Green lacewings are often an under-appreciated group of beneficial insects, and they are so valuable for pest management. Their contribution to insect control quite is immense!  As soon as the green lacewing’s eggs hatch, the hungry larvae will eat aphids, mealybugs, scale, spider mites, thrips, whiteflies and other slow moving insects.  So, I decided that our future gardeners should be introduced to Lacewings via “Ace Lacewing….Bug Detective”. 


David Biedrzycki – Author and Illustrator

“Here’s the buzz on Ace Lacewing: he’s tall, handsome, and has two antennae. Queenie Bee and the Royal Jelly are missing, and Ace is hot on the honey trail. To save the day he’ll need help from his friends, Sergeant Zito, Slim the Walking Stick, and Xerces the butterfly, as they take on sinister Al the Drone.”  Goodreads


Listen to the story of Ace Lacewing
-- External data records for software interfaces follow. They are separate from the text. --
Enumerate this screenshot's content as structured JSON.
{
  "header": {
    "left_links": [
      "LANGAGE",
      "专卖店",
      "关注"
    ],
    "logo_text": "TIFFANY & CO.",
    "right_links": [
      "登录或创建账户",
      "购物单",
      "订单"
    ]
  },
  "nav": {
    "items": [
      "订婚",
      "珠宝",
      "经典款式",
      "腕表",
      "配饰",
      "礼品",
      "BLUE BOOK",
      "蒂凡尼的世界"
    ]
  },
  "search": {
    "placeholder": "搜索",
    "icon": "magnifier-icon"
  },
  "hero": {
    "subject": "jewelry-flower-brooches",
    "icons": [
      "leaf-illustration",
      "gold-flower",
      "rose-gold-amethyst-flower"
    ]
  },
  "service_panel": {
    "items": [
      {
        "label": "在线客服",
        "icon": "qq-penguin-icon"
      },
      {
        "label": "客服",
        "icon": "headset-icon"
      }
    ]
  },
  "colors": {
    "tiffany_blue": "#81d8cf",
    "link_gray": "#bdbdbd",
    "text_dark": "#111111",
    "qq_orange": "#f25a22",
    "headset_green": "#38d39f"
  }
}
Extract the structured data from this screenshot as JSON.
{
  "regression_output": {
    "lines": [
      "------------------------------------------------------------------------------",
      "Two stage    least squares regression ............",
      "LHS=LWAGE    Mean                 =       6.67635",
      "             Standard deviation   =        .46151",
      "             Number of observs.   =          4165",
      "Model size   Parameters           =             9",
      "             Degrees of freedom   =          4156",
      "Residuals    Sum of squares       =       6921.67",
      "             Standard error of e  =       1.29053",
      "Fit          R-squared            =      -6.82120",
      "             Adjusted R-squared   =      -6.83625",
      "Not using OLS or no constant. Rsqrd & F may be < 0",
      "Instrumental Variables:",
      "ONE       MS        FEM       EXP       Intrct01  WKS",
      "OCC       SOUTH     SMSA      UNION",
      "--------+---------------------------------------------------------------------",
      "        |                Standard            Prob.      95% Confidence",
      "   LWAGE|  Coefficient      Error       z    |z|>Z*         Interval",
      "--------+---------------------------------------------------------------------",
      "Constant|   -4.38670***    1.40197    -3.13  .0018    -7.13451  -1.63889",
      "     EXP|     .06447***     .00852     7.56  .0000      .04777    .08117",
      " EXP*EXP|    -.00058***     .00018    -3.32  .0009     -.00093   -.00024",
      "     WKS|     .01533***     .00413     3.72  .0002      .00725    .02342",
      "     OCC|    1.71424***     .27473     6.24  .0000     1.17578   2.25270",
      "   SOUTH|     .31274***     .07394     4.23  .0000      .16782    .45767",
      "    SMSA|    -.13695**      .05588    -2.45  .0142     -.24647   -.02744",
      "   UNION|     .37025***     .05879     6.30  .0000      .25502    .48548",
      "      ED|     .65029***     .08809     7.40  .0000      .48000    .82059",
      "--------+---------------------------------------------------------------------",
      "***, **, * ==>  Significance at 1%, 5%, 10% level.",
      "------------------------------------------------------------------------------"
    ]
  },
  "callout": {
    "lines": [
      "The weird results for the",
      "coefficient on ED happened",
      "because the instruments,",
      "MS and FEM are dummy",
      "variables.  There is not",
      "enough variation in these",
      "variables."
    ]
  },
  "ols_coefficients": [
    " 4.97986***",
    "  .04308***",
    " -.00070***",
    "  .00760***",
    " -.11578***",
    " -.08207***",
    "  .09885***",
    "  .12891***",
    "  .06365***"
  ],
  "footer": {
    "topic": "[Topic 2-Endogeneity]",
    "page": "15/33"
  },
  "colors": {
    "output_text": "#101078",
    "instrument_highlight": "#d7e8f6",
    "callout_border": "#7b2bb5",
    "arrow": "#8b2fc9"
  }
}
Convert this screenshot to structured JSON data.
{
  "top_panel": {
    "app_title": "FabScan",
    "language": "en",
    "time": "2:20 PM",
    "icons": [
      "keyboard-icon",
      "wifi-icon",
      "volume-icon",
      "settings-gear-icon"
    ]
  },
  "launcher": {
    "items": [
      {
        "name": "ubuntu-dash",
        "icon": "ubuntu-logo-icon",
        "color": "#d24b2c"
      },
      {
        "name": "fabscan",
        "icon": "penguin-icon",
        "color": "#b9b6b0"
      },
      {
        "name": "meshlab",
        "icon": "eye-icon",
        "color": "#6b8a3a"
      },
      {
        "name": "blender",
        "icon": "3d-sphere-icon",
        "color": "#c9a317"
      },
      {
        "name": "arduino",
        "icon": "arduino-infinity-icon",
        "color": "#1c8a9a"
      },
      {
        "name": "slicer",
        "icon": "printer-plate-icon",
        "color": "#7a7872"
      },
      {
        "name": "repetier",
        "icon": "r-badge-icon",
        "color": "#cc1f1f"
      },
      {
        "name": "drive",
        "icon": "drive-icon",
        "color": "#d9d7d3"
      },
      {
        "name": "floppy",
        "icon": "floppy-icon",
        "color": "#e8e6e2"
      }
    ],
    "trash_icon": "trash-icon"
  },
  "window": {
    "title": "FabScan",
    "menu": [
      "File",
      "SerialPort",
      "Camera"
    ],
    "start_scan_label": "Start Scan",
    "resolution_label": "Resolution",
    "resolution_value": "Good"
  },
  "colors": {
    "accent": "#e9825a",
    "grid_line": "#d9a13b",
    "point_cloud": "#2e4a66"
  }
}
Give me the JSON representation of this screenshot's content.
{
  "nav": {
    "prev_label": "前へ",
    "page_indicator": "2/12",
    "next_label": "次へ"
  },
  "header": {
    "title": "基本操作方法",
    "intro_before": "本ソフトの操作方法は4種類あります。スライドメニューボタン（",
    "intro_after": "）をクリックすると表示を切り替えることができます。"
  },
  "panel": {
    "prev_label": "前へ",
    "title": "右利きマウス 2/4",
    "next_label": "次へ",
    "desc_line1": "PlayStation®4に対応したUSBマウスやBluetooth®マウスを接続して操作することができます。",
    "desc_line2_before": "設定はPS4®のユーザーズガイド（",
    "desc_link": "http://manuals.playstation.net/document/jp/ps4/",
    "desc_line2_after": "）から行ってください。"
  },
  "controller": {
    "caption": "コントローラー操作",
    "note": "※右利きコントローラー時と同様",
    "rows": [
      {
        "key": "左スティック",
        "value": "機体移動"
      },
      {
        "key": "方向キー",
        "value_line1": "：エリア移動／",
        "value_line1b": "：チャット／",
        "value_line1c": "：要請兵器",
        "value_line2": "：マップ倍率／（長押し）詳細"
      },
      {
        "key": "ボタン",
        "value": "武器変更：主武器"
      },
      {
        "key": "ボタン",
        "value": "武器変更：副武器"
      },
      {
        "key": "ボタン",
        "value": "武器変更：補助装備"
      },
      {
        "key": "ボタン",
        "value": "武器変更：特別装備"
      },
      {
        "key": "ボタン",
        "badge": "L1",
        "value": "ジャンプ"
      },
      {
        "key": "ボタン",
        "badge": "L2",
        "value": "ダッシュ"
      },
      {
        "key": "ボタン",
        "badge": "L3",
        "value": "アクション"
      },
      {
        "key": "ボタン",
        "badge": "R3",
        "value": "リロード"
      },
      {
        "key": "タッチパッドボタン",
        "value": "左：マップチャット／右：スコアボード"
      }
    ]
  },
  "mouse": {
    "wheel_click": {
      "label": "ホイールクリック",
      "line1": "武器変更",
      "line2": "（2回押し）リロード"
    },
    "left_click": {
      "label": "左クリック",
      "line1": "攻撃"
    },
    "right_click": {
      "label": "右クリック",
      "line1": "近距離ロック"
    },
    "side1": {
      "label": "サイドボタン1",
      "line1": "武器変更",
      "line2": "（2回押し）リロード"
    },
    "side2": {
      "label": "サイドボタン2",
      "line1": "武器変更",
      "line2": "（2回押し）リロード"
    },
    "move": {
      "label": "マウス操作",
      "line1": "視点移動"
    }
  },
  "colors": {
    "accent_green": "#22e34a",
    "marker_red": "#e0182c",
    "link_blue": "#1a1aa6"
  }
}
True Identity
Ace Lacewing, Bug Detective, is full of interesting characters from the insect world. Ace himself is a Green Lacewing, a winged bug that grows from a larva like a butterfly and is a great friend to gardeners because he eats pests.

Green lacewings are insect predators that measure ½ to ¾ of an inch long and have very delicate-looking wings… that’s why they are called Lacewings. These green insects have long antennae and gold or copper eyes.

Interesting Facts

They have ‘ears’ at the base of their front wings. When they hear bats making echolocation sounds, they close their wings and drop down to hide

They can escape a spider’s web!   They are so light, the web barely vibrates to alert the spider.  The lacewing can bite through the spider’s silk, if  its legs and antennae are stuck.   

When it is stuck in a spider’s web only by its wings, it holds completely still. Slowly, the lacewing slides downwards out of the web. Tiny hairs on the wings prevent the sticky spider silk from touching the wings’ surface.

Watch as the female lays her eggs….


Four Beneficial Insect Species That You May Find in Your Garden….
Beneficial insect predators are those species that perform valued pest control in our gardens. That’s right, good bugs can be used to battle bugs.

Ladybugs-There are over 6,000 species of Ladybugs.  They help control mildew, aphids, and mealy worms.

Praying Mantis-Definitely the coolest looking hunter in the garden.  They gobble all sorts of garden pests.

Dragonflies-Undoubtedly one of the most beautiful insects in our gardens.  They help control aphids, flies, midges and mosquitoes.

Lacewings-They dine on aphids, mealybugs, scales, thrips, and whiteflies.


Click on the link  below and print out  your tally sheet, “Looking for Good Bugs in the Garden”
Looking for Good Bugs in the Garden